▶ **What the task requires**
Could you copy every line in the listing below that has the word "Рейз"?

▶ **Available records**
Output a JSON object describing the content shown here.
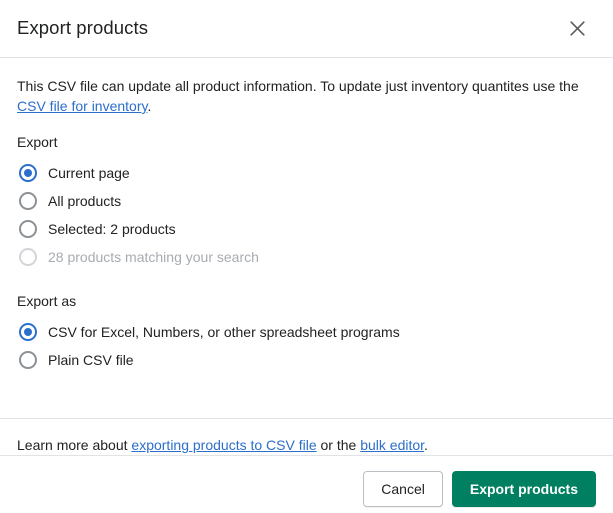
{
  "modal": {
    "title": "Export products",
    "close_icon": "close-icon"
  },
  "description": {
    "before_link": "This CSV file can update all product information. To update just inventory quantites use the ",
    "link_text": "CSV file for inventory",
    "after_link": "."
  },
  "export_section": {
    "label": "Export",
    "options": [
      {
        "label": "Current page",
        "selected": true,
        "disabled": false
      },
      {
        "label": "All products",
        "selected": false,
        "disabled": false
      },
      {
        "label": "Selected: 2 products",
        "selected": false,
        "disabled": false
      },
      {
        "label": "28 products matching your search",
        "selected": false,
        "disabled": true
      }
    ]
  },
  "export_as_section": {
    "label": "Export as",
    "options": [
      {
        "label": "CSV for Excel, Numbers, or other spreadsheet programs",
        "selected": true,
        "disabled": false
      },
      {
        "label": "Plain CSV file",
        "selected": false,
        "disabled": false
      }
    ]
  },
  "learn_more": {
    "prefix": "Learn more about ",
    "link1_text": "exporting products to CSV file",
    "middle": " or the ",
    "link2_text": "bulk editor",
    "suffix": "."
  },
  "footer": {
    "cancel_label": "Cancel",
    "submit_label": "Export products"
  },
  "colors": {
    "primary_green": "#008060",
    "link_blue": "#2c6ecb",
    "radio_selected": "#2c6ecb",
    "border": "#e1e3e5",
    "text": "#202223",
    "text_disabled": "#a7acb1"
  }
}
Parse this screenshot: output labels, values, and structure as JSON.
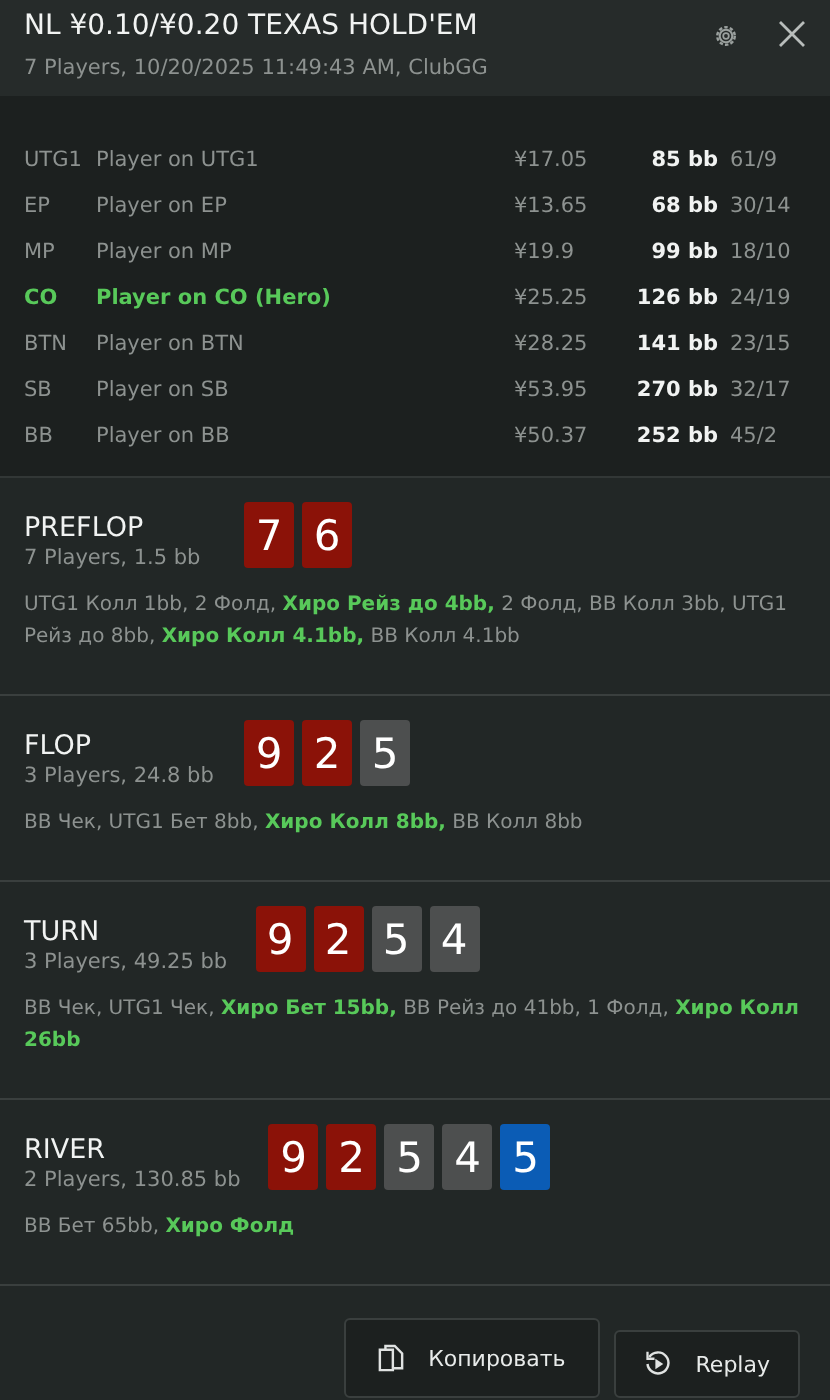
{
  "header": {
    "title": "NL ¥0.10/¥0.20 TEXAS HOLD'EM",
    "subtitle": "7 Players, 10/20/2025 11:49:43 AM, ClubGG"
  },
  "players": [
    {
      "position": "UTG1",
      "name": "Player on UTG1",
      "stack": "¥17.05",
      "bb": "85 bb",
      "stats": "61/9",
      "hero": false
    },
    {
      "position": "EP",
      "name": "Player on EP",
      "stack": "¥13.65",
      "bb": "68 bb",
      "stats": "30/14",
      "hero": false
    },
    {
      "position": "MP",
      "name": "Player on MP",
      "stack": "¥19.9",
      "bb": "99 bb",
      "stats": "18/10",
      "hero": false
    },
    {
      "position": "CO",
      "name": "Player on CO (Hero)",
      "stack": "¥25.25",
      "bb": "126 bb",
      "stats": "24/19",
      "hero": true
    },
    {
      "position": "BTN",
      "name": "Player on BTN",
      "stack": "¥28.25",
      "bb": "141 bb",
      "stats": "23/15",
      "hero": false
    },
    {
      "position": "SB",
      "name": "Player on SB",
      "stack": "¥53.95",
      "bb": "270 bb",
      "stats": "32/17",
      "hero": false
    },
    {
      "position": "BB",
      "name": "Player on BB",
      "stack": "¥50.37",
      "bb": "252 bb",
      "stats": "45/2",
      "hero": false
    }
  ],
  "streets": [
    {
      "name": "PREFLOP",
      "info": "7 Players, 1.5 bb",
      "cards": [
        {
          "rank": "7",
          "color": "#8b1208"
        },
        {
          "rank": "6",
          "color": "#8b1208"
        }
      ],
      "actions": "UTG1 Колл 1bb, 2 Фолд, **Хиро Рейз до 4bb,** 2 Фолд, BB Колл 3bb, UTG1 Рейз до 8bb, **Хиро Колл 4.1bb,** BB Колл 4.1bb"
    },
    {
      "name": "FLOP",
      "info": "3 Players, 24.8 bb",
      "cards": [
        {
          "rank": "9",
          "color": "#8b1208"
        },
        {
          "rank": "2",
          "color": "#8b1208"
        },
        {
          "rank": "5",
          "color": "#4d4f4f"
        }
      ],
      "actions": "BB Чек, UTG1 Бет 8bb, **Хиро Колл 8bb,** BB Колл 8bb"
    },
    {
      "name": "TURN",
      "info": "3 Players, 49.25 bb",
      "cards": [
        {
          "rank": "9",
          "color": "#8b1208"
        },
        {
          "rank": "2",
          "color": "#8b1208"
        },
        {
          "rank": "5",
          "color": "#4d4f4f"
        },
        {
          "rank": "4",
          "color": "#4d4f4f"
        }
      ],
      "actions": "BB Чек, UTG1 Чек, **Хиро Бет 15bb,** BB Рейз до 41bb, 1 Фолд, **Хиро Колл 26bb**"
    },
    {
      "name": "RIVER",
      "info": "2 Players, 130.85 bb",
      "cards": [
        {
          "rank": "9",
          "color": "#8b1208"
        },
        {
          "rank": "2",
          "color": "#8b1208"
        },
        {
          "rank": "5",
          "color": "#4d4f4f"
        },
        {
          "rank": "4",
          "color": "#4d4f4f"
        },
        {
          "rank": "5",
          "color": "#0b5cb5"
        }
      ],
      "actions": "BB Бет 65bb, **Хиро Фолд**"
    }
  ],
  "buttons": [
    {
      "kind": "copy",
      "label": "Копировать"
    },
    {
      "kind": "replay",
      "label": "Replay"
    }
  ]
}
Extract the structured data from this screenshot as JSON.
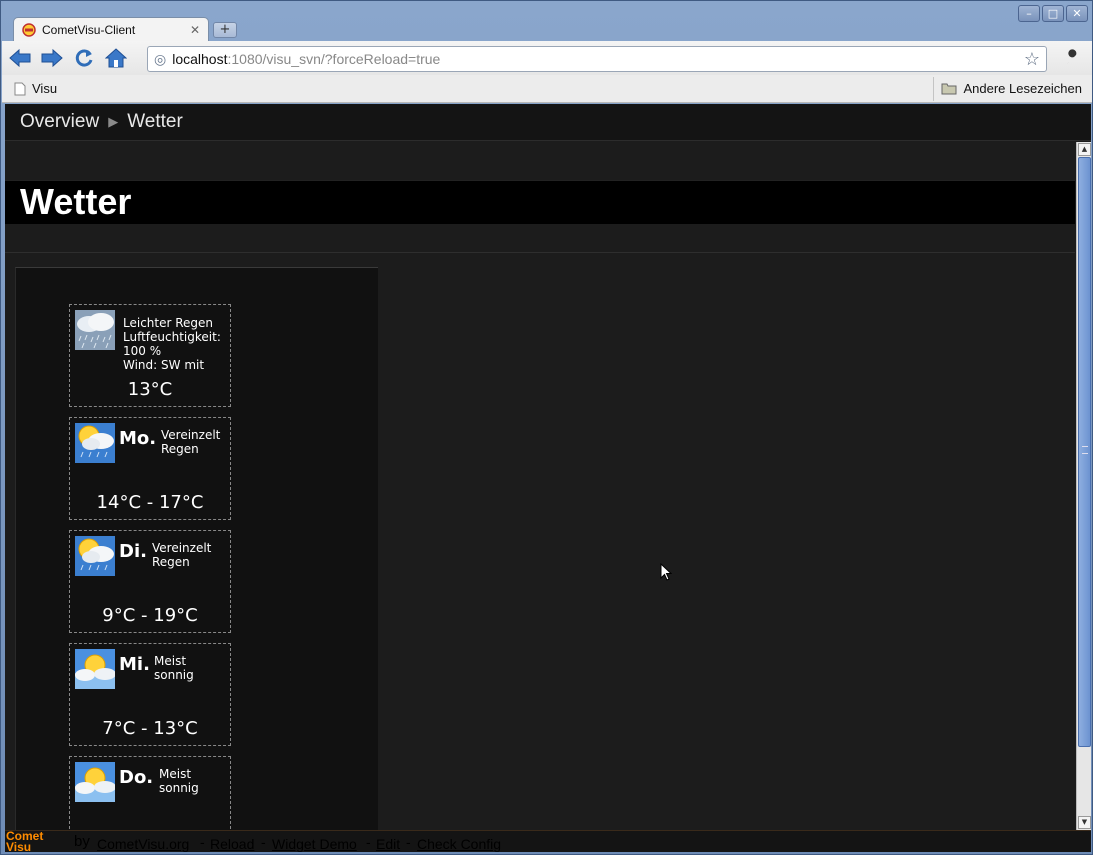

▶ **Written solution**
      "actions": "UTG1 Колл 1bb, 2 Фолд, **Хиро Рейз до 4bb,** 2 Фолд, BB Колл 3bb, UTG1 Рейз до 8bb, **Хиро Колл 4.1bb,** BB Колл 4.1bb"
      "actions": "BB Чек, UTG1 Чек, **Хиро Бет 15bb,** BB Рейз до 41bb, 1 Фолд, **Хиро Колл 26bb**"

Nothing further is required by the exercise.